German prosecutors said they could not estimate when they will be able to conclude their investigation into suspected accounting fraud at Steinhoff because of the extent of the probe. Criminal investigators were currently reviewing documents and data seized during raids, the prosecutors’ office in the German city of Oldenburg said yesterday. It said four current and former managers were under suspicion of having overstated revenues at subsidiaries, notes a report on the Moneyweb site.
Steinhoff's chair, retail tycoon Christo Wiese, alongside former Pepkor CEO Pieter Erasmus, will run Steinhoff until a new CEO is appointed, a statement issued at 10.45pm on Tuesday night said. La Grange has been replaced by Star chief operating officer Leon Lourens as CEO with immediate effect, the company said yesterday. ‘The supervisory board of Steinhoff wishes to advise shareholders that new information has come to light today which relates to accounting irregularities requiring further investigation,’ the statement said. A BusinessLIVE report notes that Jooste, who had been with Steinhoff since 1988 and was CEO of Steinhoff International since 2000, was credited with growing the SA furniture manufacturer and retailer into Europe’s second-largest player, behind Ikea.
Meanwhile, international law firm Pomerantz has announced it is investigating claims that MultiChoice was involved in securities fraud or unlawful business practices relating to payments to Gupta-owned ANN7, according to a TimesLIVE report. Pomerantz said the claims were being investigated on behalf of investors‚ who could contact Robert Willoughby at the firm. ‘According to local media‚ citing leaked e-mails‚ MultiChoice substantially increased its annual payment to ANN7 from R50m to R141m over the past two years,’ a statement from the firm read. MultiChoice and its former chief executive have denied any wrongdoing. The Pomerantz probe could result in the firm launching a class action lawsuit against Naspers, MultiChoice's holding company, suggests a Moneyweb report. Pomerantz, with offices in New York, Chicago, Los Angeles and Paris, is active in the areas of corporate, securities, and antitrust class litigation.
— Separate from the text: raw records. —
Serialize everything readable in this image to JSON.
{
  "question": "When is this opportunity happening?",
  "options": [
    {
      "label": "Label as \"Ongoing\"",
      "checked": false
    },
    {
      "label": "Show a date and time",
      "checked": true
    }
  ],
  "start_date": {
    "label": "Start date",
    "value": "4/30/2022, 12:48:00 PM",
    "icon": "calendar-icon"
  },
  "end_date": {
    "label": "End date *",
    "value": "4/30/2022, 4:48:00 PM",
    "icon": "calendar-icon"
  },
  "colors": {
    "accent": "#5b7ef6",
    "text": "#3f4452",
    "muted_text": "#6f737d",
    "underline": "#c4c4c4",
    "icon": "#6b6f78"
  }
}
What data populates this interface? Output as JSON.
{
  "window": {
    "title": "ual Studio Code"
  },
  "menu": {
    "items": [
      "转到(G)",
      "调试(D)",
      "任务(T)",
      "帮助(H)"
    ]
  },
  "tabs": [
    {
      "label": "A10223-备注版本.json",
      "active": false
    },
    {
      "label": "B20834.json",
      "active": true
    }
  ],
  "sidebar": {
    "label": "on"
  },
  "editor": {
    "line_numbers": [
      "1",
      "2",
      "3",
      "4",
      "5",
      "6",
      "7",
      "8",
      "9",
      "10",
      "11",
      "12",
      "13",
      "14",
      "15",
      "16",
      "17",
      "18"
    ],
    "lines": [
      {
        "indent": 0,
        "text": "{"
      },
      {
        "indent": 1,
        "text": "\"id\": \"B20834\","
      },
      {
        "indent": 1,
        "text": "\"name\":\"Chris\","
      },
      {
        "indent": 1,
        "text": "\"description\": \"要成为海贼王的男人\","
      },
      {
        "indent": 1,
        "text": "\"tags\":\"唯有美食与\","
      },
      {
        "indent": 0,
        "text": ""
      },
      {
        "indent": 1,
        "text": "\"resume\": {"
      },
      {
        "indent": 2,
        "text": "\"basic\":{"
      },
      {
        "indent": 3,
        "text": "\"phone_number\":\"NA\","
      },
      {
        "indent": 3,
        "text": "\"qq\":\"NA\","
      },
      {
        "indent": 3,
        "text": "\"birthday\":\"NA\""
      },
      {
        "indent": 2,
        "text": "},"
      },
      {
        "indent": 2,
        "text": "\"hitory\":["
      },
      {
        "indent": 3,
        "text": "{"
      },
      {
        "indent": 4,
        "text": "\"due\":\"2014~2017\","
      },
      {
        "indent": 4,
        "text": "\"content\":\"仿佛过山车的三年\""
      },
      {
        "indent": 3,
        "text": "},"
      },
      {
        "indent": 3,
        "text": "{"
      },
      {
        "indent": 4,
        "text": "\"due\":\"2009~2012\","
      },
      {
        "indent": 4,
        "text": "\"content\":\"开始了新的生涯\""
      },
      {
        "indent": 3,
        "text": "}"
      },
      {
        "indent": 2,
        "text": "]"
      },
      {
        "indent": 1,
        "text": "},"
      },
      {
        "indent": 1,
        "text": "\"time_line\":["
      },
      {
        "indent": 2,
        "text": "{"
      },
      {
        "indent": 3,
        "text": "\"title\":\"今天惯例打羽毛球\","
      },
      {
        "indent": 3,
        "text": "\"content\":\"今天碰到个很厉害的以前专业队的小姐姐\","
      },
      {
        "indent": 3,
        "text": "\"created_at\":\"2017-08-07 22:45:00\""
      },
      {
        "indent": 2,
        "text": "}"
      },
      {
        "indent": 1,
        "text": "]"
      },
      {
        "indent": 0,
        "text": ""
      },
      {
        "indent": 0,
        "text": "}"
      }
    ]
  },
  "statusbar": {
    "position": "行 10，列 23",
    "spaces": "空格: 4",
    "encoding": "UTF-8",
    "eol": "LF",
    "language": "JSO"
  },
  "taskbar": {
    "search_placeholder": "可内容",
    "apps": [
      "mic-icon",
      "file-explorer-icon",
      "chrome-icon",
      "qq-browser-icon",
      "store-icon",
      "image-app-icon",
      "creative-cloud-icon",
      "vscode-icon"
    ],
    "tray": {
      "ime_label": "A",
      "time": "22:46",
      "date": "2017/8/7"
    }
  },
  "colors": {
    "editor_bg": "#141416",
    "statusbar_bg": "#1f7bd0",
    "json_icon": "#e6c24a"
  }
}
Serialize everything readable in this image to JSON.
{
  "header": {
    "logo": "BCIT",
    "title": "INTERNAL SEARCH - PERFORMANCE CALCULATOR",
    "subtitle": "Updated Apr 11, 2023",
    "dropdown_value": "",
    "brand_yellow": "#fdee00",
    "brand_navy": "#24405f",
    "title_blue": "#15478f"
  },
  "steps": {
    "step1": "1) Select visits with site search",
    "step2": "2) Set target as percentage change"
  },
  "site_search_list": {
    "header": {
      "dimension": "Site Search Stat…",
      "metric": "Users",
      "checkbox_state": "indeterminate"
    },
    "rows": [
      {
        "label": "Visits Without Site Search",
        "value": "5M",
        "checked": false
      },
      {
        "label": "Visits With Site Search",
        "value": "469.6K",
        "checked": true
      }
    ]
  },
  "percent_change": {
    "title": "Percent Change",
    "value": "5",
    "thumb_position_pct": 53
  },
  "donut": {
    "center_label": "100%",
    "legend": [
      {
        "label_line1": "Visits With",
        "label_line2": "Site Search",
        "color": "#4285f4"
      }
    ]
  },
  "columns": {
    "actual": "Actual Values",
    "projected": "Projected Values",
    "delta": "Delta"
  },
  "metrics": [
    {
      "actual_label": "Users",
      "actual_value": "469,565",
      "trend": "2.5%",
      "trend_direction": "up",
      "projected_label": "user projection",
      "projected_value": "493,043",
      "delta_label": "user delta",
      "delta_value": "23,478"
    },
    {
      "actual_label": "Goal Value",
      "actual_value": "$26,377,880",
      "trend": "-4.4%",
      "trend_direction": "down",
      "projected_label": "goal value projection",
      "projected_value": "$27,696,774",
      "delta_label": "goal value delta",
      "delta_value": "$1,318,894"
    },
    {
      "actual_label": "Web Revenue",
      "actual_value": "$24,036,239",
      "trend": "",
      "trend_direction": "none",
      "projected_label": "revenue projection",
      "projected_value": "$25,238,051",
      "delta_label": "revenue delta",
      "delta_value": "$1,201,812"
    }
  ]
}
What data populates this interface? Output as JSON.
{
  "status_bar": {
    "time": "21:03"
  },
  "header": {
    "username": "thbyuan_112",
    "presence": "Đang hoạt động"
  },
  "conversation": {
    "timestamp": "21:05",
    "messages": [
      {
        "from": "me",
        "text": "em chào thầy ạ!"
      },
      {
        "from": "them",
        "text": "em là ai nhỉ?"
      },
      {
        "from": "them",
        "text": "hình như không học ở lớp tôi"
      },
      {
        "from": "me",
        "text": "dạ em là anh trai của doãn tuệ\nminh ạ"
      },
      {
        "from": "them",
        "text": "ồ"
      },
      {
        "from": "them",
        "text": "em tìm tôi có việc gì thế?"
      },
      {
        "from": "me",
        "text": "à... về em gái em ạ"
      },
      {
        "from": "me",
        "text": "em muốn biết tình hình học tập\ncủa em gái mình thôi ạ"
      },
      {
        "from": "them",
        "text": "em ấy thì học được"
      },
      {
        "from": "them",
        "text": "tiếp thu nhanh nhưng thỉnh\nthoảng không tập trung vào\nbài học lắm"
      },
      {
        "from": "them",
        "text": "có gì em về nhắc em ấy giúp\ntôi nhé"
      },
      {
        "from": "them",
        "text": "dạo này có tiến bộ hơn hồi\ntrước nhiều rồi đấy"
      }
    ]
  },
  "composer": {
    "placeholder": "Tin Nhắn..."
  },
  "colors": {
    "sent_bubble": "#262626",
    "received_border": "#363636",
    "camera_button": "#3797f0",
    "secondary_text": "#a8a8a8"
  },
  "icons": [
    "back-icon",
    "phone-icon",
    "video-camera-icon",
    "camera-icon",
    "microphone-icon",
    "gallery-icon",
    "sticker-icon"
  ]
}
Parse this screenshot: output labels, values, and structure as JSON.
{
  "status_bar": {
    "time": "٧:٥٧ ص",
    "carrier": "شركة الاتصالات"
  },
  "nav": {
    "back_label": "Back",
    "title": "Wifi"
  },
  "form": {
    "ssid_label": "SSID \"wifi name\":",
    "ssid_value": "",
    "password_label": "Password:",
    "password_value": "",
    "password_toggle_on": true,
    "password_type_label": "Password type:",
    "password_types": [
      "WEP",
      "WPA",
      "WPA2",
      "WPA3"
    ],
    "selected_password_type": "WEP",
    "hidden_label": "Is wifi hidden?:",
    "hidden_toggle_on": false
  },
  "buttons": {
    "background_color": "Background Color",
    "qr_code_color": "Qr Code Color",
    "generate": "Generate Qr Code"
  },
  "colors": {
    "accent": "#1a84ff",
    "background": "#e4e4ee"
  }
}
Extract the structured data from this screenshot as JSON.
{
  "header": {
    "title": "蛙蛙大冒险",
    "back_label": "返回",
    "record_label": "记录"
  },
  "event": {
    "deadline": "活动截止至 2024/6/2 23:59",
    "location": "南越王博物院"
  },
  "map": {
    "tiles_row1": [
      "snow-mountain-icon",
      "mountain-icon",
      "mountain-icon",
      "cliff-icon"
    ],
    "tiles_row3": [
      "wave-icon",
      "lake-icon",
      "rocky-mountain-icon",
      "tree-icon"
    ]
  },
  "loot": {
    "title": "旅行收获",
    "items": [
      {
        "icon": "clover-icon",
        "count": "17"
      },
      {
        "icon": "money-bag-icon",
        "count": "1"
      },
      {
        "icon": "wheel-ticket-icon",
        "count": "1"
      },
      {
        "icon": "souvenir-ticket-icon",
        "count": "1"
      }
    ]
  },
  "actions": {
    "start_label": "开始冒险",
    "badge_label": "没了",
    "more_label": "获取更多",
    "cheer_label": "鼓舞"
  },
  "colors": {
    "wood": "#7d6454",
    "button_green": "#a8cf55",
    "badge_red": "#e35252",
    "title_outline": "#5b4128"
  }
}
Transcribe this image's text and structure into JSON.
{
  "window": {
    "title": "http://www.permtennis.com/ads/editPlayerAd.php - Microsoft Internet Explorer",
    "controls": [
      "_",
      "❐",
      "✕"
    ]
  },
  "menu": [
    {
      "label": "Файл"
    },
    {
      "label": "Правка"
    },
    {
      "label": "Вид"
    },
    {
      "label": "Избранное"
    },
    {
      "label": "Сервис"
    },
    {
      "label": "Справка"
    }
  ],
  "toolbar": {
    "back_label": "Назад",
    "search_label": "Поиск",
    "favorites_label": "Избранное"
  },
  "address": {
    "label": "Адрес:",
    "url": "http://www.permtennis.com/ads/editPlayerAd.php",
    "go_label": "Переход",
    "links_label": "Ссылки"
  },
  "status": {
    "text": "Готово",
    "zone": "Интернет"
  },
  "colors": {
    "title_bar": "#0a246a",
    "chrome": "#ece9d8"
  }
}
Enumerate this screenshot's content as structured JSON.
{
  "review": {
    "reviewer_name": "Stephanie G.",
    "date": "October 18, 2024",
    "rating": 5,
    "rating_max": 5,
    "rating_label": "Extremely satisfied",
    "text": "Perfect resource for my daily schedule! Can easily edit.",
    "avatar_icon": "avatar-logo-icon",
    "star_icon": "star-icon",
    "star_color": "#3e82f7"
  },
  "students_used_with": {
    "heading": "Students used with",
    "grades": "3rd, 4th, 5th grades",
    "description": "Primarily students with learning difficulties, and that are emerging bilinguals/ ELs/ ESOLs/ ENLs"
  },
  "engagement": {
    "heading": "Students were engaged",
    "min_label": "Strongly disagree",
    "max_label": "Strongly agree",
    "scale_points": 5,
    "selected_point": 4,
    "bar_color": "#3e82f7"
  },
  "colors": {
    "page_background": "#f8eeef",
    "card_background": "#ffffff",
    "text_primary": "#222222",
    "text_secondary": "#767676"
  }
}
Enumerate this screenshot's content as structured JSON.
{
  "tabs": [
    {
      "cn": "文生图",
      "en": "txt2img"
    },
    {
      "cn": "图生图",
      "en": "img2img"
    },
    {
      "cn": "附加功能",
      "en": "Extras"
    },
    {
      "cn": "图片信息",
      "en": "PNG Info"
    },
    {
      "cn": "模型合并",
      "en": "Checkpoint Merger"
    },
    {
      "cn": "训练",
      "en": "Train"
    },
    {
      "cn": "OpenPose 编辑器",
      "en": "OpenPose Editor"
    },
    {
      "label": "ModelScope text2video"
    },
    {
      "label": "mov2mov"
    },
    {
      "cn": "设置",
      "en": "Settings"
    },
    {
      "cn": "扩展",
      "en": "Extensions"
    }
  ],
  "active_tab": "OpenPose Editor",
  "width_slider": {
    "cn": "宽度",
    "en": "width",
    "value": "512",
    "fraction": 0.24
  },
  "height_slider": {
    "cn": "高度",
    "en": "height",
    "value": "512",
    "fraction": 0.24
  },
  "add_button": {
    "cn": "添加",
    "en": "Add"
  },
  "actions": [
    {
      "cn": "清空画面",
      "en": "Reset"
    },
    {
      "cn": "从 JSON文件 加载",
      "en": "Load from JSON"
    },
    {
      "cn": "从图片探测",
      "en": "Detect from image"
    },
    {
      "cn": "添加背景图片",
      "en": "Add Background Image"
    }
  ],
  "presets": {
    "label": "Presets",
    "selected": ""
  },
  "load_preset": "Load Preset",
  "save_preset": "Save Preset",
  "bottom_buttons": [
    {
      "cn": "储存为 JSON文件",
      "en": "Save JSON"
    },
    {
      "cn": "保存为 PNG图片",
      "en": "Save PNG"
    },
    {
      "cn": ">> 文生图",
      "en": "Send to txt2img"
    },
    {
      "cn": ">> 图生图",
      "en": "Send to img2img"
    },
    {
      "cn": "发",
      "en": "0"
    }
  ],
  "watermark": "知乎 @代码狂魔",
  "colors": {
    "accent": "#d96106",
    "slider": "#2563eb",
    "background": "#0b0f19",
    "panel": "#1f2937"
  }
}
Recent securities litigation includes cases against AOL TimeWarner, Avid Technology, Lucent, Groupon and Tesla. The firm appears to have pioneered the field of securities class actions, fighting for the rights of the victims of securities fraud, breaches of fiduciary duty, and corporate misconduct and has recovered over $1bn on their behalf, says the report. Naspers investors have been invited to express interest in joining the class action.
Naspers CEO Bob van Dijk says the Internet and media group is taking the revelations about MultiChoice's payments to the then Gupta-owned ANN7 ‘extremely seriously’. Van Dijk maintains that the recently-announced probe into the matter by MultiChoice’s audit and risk committees will be carried out with ‘diligence’ and ‘independence’, according to a Fin24 report. This follows a #GuptaLeaks report in November, in which it was detailed how MultiChoice agreed to pay the Guptas' Infinity Media Networks a ‘once off’ payment of R25m in 2015. MultiChoice also agreed to increase its annual payment for Infinity's ANN7 news channel from R50m to just over R140m. The report notes that criticism has been heaped on the company for funding a channel with dwindling viewership which essentially became a propaganda machine for the Gupta and Zuma families. Van Dijk says critics who've accused Naspers of folding its arms following the revelations are wrong.